WISS Today Article

purple dayApproximately 50 million people around the world live with epilepsy and an estimated 50{ffb30f9a932b8786db5807762ec6229375f83f24f2036a6037adb2267bf0110c} of them has an unknown cause. Epilepsy can be present at any age with most cases often during childhood years. Some of those who developed seizure during their childhood age may outgrow their condition while some may well control their seizure using antiepileptic drugs. If the condition is successfully controlled by medication, a person may be seizure free.

Most children with epilepsy attend school and can participate in all activities. Some may need to take medication at school, help with certain subjects and some may need more time to complete exams.

Epilepsy is a seizure disorder, not a disease, not a mental or psychological disorder and it is not contagious. It is a condition characterized by recurrent seizures; but note that a single seizure is not epilepsy.

Seizure is a sudden electrical surge that disrupts the normal activity of the neurons in the brain. Seizure has different types and depending on which part of the brain is affected, results may vary from a blank stare, muscle spasms, uncontrolled movements, altered awareness, odd sensations, or a convulsion. They may also last from few seconds to few minutes and many occur rarely or as often as several times a day.

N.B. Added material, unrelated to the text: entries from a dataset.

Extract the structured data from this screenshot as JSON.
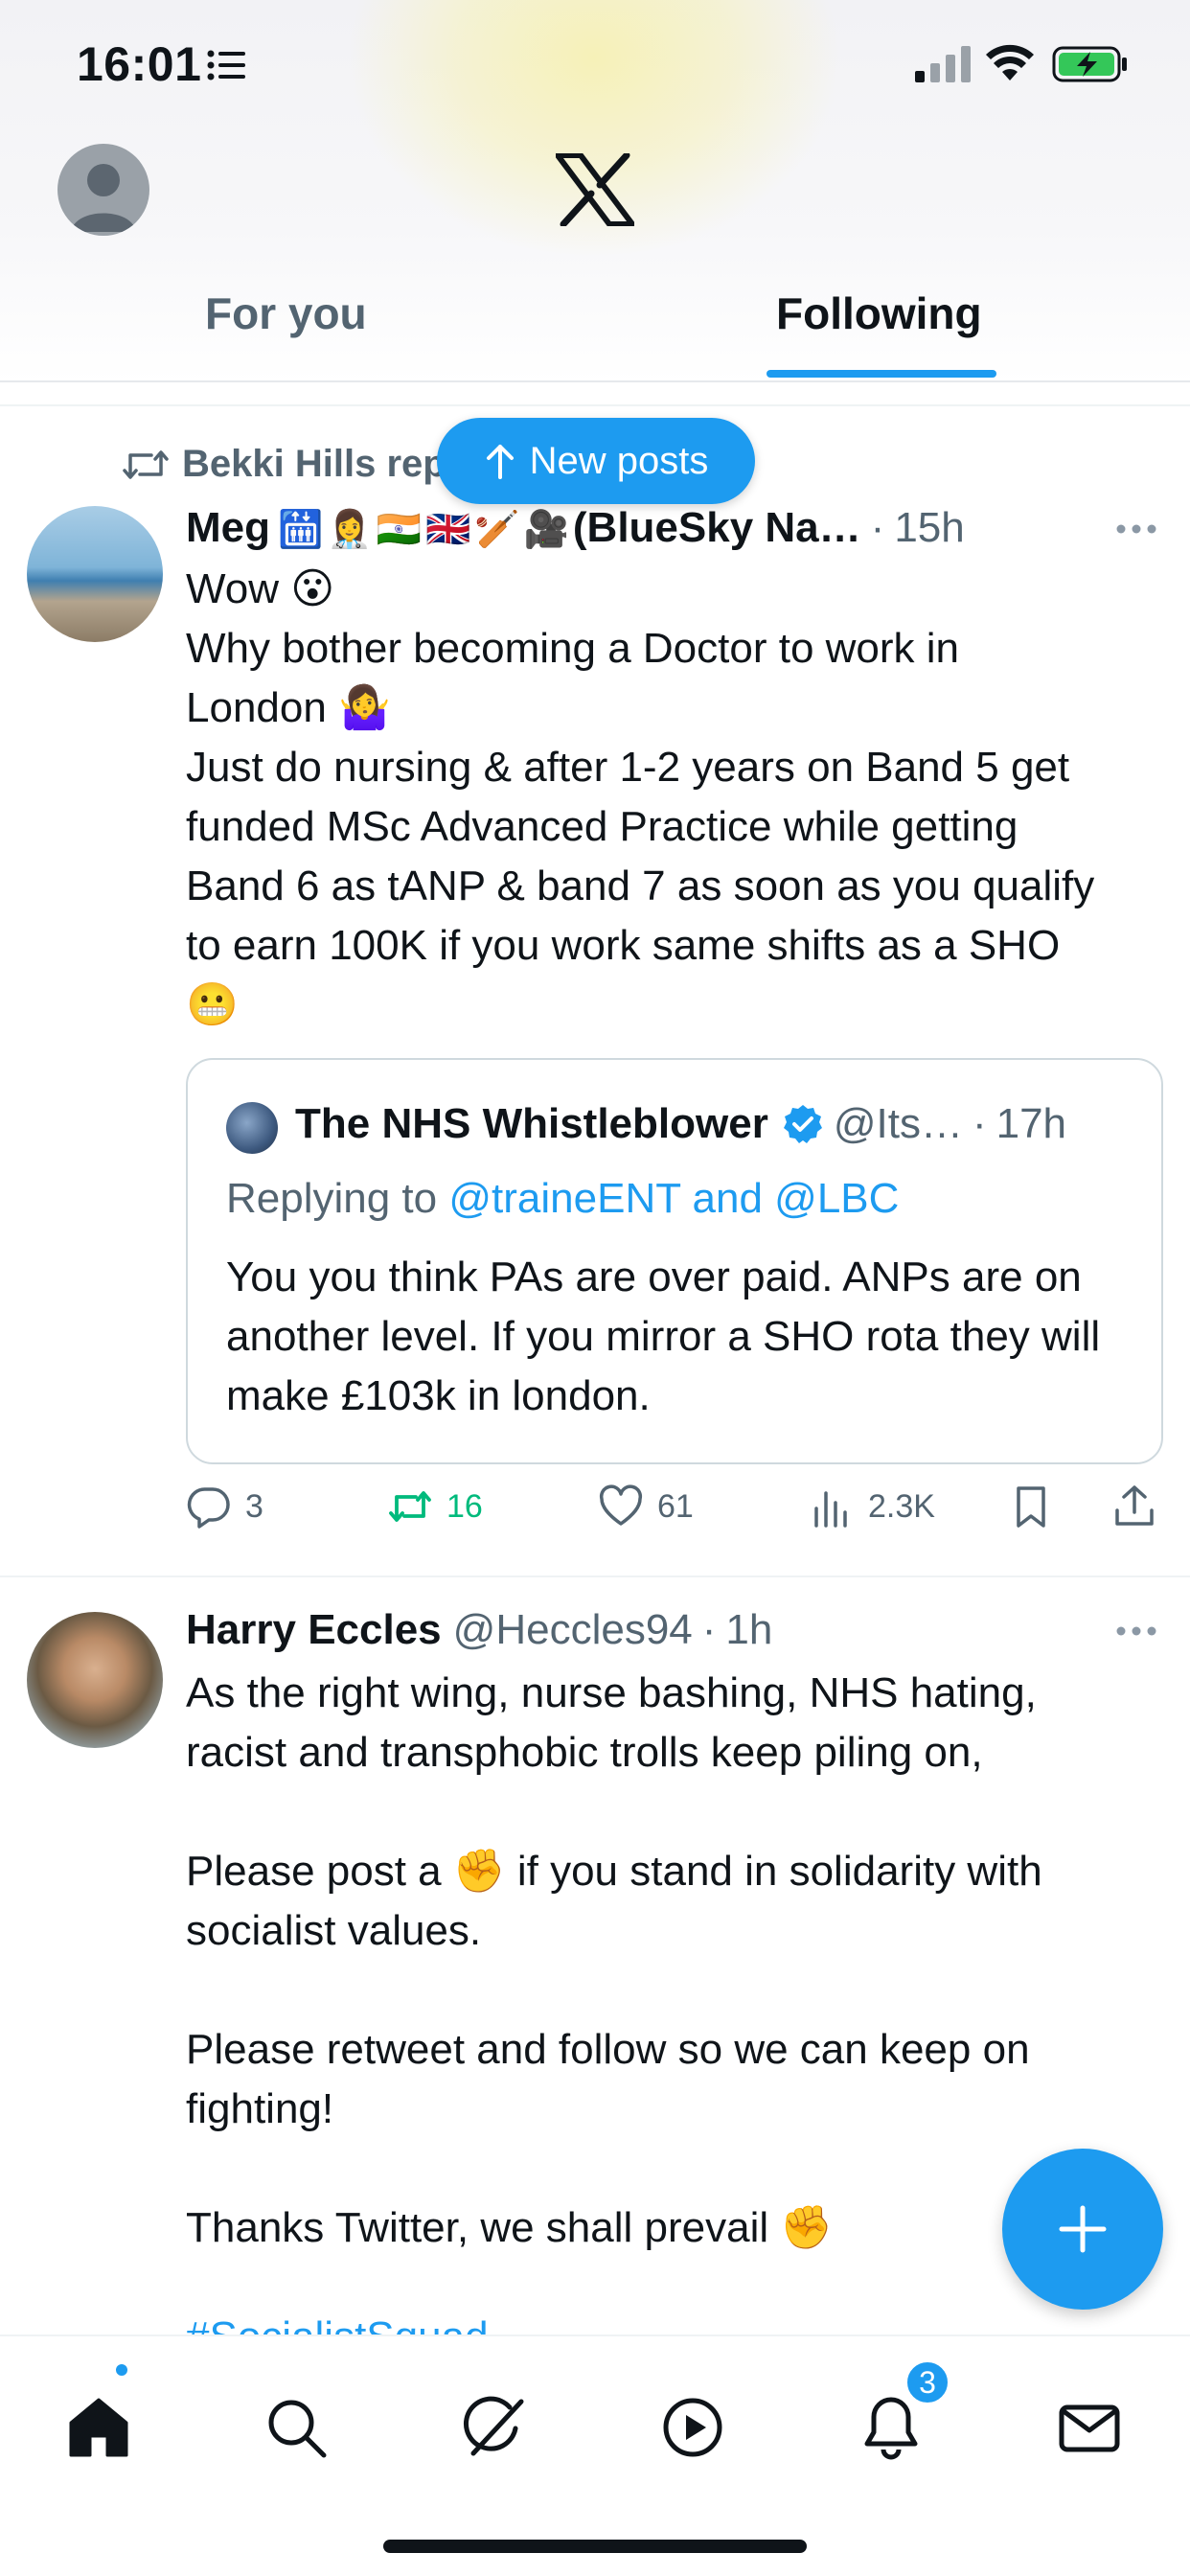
{
  "status_bar": {
    "time": "16:01"
  },
  "header": {
    "tabs": [
      {
        "label": "For you",
        "active": false
      },
      {
        "label": "Following",
        "active": true
      }
    ],
    "new_posts_label": "New posts"
  },
  "posts": [
    {
      "repost_by": "Bekki Hills reposted",
      "author_name": "Meg",
      "author_emojis": "🛗👩‍⚕️🇮🇳🇬🇧🏏🎥",
      "author_suffix": "(BlueSky Na…",
      "time": "15h",
      "text_lines": [
        "Wow 😮",
        "Why bother becoming a Doctor to work in",
        "London 🤷‍♀️",
        "Just do nursing & after 1-2 years on Band 5 get",
        "funded MSc Advanced Practice while getting",
        "Band 6 as tANP & band 7 as soon as you qualify",
        "to earn 100K if you work same shifts as a SHO",
        "😬"
      ],
      "quote": {
        "author_name": "The NHS Whistleblower",
        "handle": "@Its…",
        "time": "17h",
        "reply_prefix": "Replying to ",
        "reply_links": "@traineENT and @LBC",
        "text": "You you think PAs are over paid. ANPs are on another level. If you mirror a SHO rota they will make £103k in london."
      },
      "stats": {
        "replies": "3",
        "reposts": "16",
        "likes": "61",
        "views": "2.3K"
      }
    },
    {
      "author_name": "Harry Eccles",
      "handle": "@Heccles94",
      "time": "1h",
      "text_lines": [
        "As the right wing, nurse bashing, NHS hating,",
        "racist and transphobic trolls keep piling on,",
        "",
        "Please post a ✊ if you stand in solidarity with",
        "socialist values.",
        "",
        "Please retweet and follow so we can keep on",
        "fighting!",
        "",
        "Thanks Twitter, we shall prevail ✊"
      ],
      "tags_partial": "#SocialistSquad"
    }
  ],
  "bottom_nav": {
    "items": [
      "home",
      "search",
      "grok",
      "video",
      "notifications",
      "messages"
    ],
    "notification_count": "3"
  },
  "colors": {
    "accent": "#1d9bf0",
    "repost_green": "#00ba7c",
    "text_secondary": "#536471"
  }
}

Many circumstances or events can trigger seizure that some people with Epilepsy can identify. The common triggers of seizure may include: Forgetting to take prescribed seizure medication, Lack of sleep, hunger, stress, excitement, emotional upset, menstrual cycle / hormonal changes, Illness or fever, low seizure medication levels, medications other than prescribed seizure medication, flickering lights of computers, television, videos, etc., and sometimes even bright sunlight.

After a seizure, depending on the duration, intensity, and type the person may be confused or a presence of muscular ache, headache, and fatigue. After a period of rest, the person may return to his/her normal activity.

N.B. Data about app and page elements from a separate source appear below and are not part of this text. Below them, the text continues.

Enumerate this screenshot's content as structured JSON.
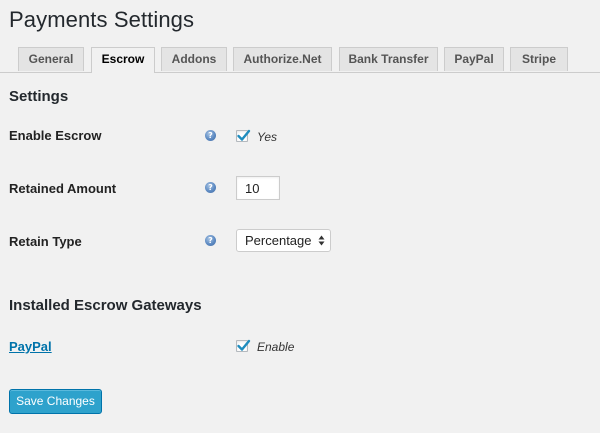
{
  "page": {
    "title": "Payments Settings"
  },
  "tabs": [
    {
      "label": "General",
      "active": false
    },
    {
      "label": "Escrow",
      "active": true
    },
    {
      "label": "Addons",
      "active": false
    },
    {
      "label": "Authorize.Net",
      "active": false
    },
    {
      "label": "Bank Transfer",
      "active": false
    },
    {
      "label": "PayPal",
      "active": false
    },
    {
      "label": "Stripe",
      "active": false
    }
  ],
  "settings": {
    "heading": "Settings",
    "enable_escrow": {
      "label": "Enable Escrow",
      "checked": true,
      "option_label": "Yes"
    },
    "retained_amount": {
      "label": "Retained Amount",
      "value": "10"
    },
    "retain_type": {
      "label": "Retain Type",
      "selected": "Percentage"
    }
  },
  "gateways": {
    "heading": "Installed Escrow Gateways",
    "items": [
      {
        "name": "PayPal",
        "checked": true,
        "option_label": "Enable"
      }
    ]
  },
  "actions": {
    "save_label": "Save Changes"
  },
  "colors": {
    "accent": "#2ea2cc",
    "link": "#0073aa",
    "background": "#f1f1f1"
  },
  "icons": {
    "help": "help-icon",
    "check": "check-icon",
    "select_arrows": "select-arrows-icon"
  }
}
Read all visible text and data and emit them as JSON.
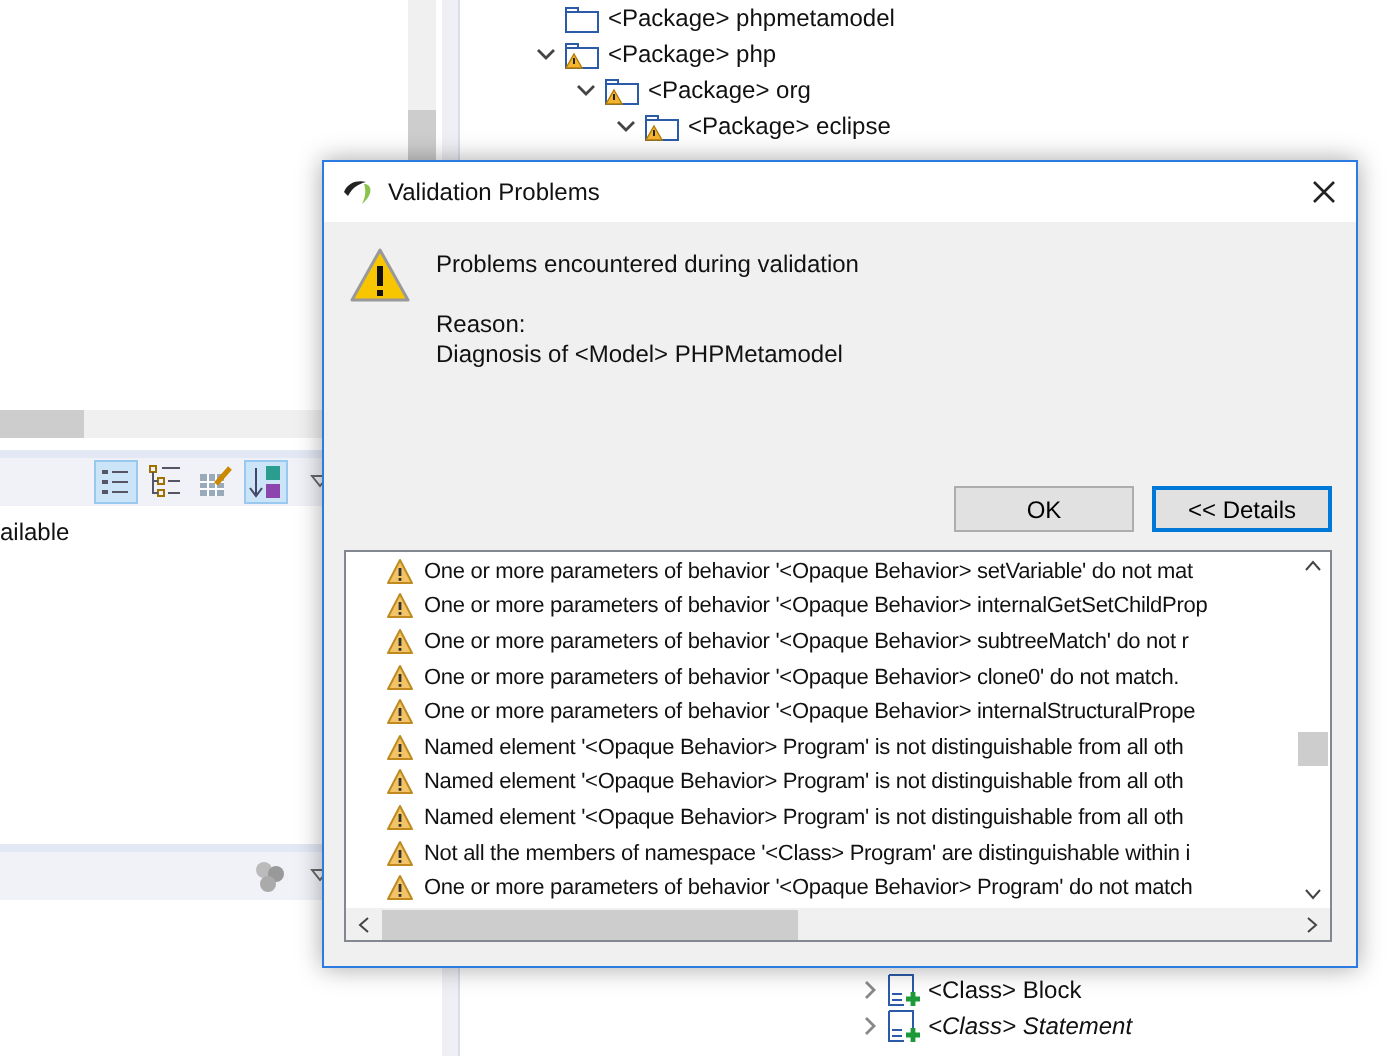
{
  "tree_top": [
    {
      "label": "<Package> phpmetamodel",
      "warning": false
    },
    {
      "label": "<Package> php",
      "warning": true,
      "expanded": true,
      "children": [
        {
          "label": "<Package> org",
          "warning": true,
          "expanded": true,
          "children": [
            {
              "label": "<Package> eclipse",
              "warning": true,
              "expanded": true
            }
          ]
        }
      ]
    }
  ],
  "tree_bottom": [
    {
      "label": "<Class> Block",
      "abstract": false,
      "expanded": false
    },
    {
      "label": "<Class> Statement",
      "abstract": true,
      "expanded": false
    }
  ],
  "left_panel": {
    "toolbar": [
      {
        "kind": "list",
        "on": true
      },
      {
        "kind": "tree",
        "on": false
      },
      {
        "kind": "table",
        "on": false
      },
      {
        "kind": "sort",
        "on": true
      }
    ],
    "text": "ailable"
  },
  "dialog": {
    "title": "Validation Problems",
    "message": "Problems encountered during validation",
    "reason_label": "Reason:",
    "reason": "Diagnosis of <Model> PHPMetamodel",
    "buttons": [
      {
        "label": "OK",
        "focused": false
      },
      {
        "label": "<< Details",
        "focused": true
      }
    ],
    "details": [
      "One or more parameters of behavior '<Opaque Behavior> setVariable' do not mat",
      "One or more parameters of behavior '<Opaque Behavior> internalGetSetChildProp",
      "One or more parameters of behavior '<Opaque Behavior> subtreeMatch' do not r",
      "One or more parameters of behavior '<Opaque Behavior> clone0' do not match.",
      "One or more parameters of behavior '<Opaque Behavior> internalStructuralPrope",
      "Named element '<Opaque Behavior> Program' is not distinguishable from all oth",
      "Named element '<Opaque Behavior> Program' is not distinguishable from all oth",
      "Named element '<Opaque Behavior> Program' is not distinguishable from all oth",
      "Not all the members of namespace '<Class> Program' are distinguishable within i",
      "One or more parameters of behavior '<Opaque Behavior> Program' do not match"
    ]
  }
}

Epilepsy cannot be cured but treatment may help. Antiepileptic drugs are used to treat epilepsy. When drug treatment of epilepsy is started, it may take several months of adjusting dosages and trying different drugs before optimal effects can be achieved.

Antiepileptic drugs (AEDs) must be taken daily in order to maintain a steady level of drug in the bloodstream and brain to be effective in preventing seizures. Open communication with the physician is important to determine appropriate treatment and know what to expect, what is experienced, what is tolerable and what adverse effect are expected from the medication.

It is important to know how to help when a seizure occurs. Follow the following steps:

  1. Stay calm and speak calmly
  2. Time the seizure
  3. Protect the victim. Remove objects that may cause harm
  4. Do not restrain
  5. Do not put anything in the person’s mouth
  6. Turn the person on his or her side to allow saliva or other fluids to drain
  7. Do not offer food or drink until fully awake
  8. Reassure the person when consciousness returns

For momentary lapses of attention (absence or petit mal seizures) no first aid is needed; the seizures only last a few seconds. The individual may appear to be daydreaming. Because these seizures are so mild looking, they may go undiagnosed. If you suspect someone of having absence seizures, bring it to the attention of an appropriate person.

Seizure is usually not an emergency and a person can go back to his/her normal activity after a rest. However, certain conditions are considered an emergency and needs a doctor’s attention. Such condition includes seizure in water; last more than 5minutes; trouble breathing; occurs after an injury; first time seizure; seizure that occurs close together and no time to recover.

Epilepsy awareness programs dispel myths and reduce the perceived stigma associated with epilepsy.

If you know of someone or your child has Epilepsy, make sure to let adults who mostly have contact with your child during school day know. Don’t forget to let the school nurse know, they are there to help and assist if medication at school is needed.

For more information regarding Epilepsy, visit: http://www.epilepsy.com/